## [Provided information]
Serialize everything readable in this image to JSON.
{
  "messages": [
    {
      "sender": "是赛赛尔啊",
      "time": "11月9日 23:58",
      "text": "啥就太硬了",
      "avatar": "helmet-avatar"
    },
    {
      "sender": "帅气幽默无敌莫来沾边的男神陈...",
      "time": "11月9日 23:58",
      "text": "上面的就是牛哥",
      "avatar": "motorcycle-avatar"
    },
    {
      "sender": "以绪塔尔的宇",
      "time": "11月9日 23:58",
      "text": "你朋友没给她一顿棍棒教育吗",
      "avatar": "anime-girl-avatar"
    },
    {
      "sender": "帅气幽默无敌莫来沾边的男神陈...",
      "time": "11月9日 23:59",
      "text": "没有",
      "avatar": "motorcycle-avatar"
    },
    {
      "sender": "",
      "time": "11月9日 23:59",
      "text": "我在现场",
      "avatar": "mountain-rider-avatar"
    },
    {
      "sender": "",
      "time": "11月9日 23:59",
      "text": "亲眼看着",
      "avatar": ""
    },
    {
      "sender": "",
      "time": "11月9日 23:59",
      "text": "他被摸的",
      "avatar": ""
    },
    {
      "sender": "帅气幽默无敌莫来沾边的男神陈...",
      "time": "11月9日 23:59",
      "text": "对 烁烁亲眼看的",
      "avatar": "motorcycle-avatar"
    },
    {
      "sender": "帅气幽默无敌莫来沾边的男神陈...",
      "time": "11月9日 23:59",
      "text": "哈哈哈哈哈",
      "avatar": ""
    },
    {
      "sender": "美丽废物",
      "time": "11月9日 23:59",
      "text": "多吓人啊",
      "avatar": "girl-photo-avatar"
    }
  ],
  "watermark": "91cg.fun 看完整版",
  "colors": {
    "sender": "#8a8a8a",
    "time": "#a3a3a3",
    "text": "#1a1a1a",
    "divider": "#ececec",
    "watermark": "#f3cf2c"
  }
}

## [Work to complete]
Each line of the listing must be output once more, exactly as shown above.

## [Exercise output]
Serialize everything readable in this image to JSON.
{
  "messages": [
    {
      "sender": "是赛赛尔啊",
      "time": "11月9日 23:58",
      "text": "啥就太硬了",
      "avatar": "helmet-avatar"
    },
    {
      "sender": "帅气幽默无敌莫来沾边的男神陈...",
      "time": "11月9日 23:58",
      "text": "上面的就是牛哥",
      "avatar": "motorcycle-avatar"
    },
    {
      "sender": "以绪塔尔的宇",
      "time": "11月9日 23:58",
      "text": "你朋友没给她一顿棍棒教育吗",
      "avatar": "anime-girl-avatar"
    },
    {
      "sender": "帅气幽默无敌莫来沾边的男神陈...",
      "time": "11月9日 23:59",
      "text": "没有",
      "avatar": "motorcycle-avatar"
    },
    {
      "sender": "",
      "time": "11月9日 23:59",
      "text": "我在现场",
      "avatar": "mountain-rider-avatar"
    },
    {
      "sender": "",
      "time": "11月9日 23:59",
      "text": "亲眼看着",
      "avatar": ""
    },
    {
      "sender": "",
      "time": "11月9日 23:59",
      "text": "他被摸的",
      "avatar": ""
    },
    {
      "sender": "帅气幽默无敌莫来沾边的男神陈...",
      "time": "11月9日 23:59",
      "text": "对 烁烁亲眼看的",
      "avatar": "motorcycle-avatar"
    },
    {
      "sender": "帅气幽默无敌莫来沾边的男神陈...",
      "time": "11月9日 23:59",
      "text": "哈哈哈哈哈",
      "avatar": ""
    },
    {
      "sender": "美丽废物",
      "time": "11月9日 23:59",
      "text": "多吓人啊",
      "avatar": "girl-photo-avatar"
    }
  ],
  "watermark": "91cg.fun 看完整版",
  "colors": {
    "sender": "#8a8a8a",
    "time": "#a3a3a3",
    "text": "#1a1a1a",
    "divider": "#ececec",
    "watermark": "#f3cf2c"
  }
}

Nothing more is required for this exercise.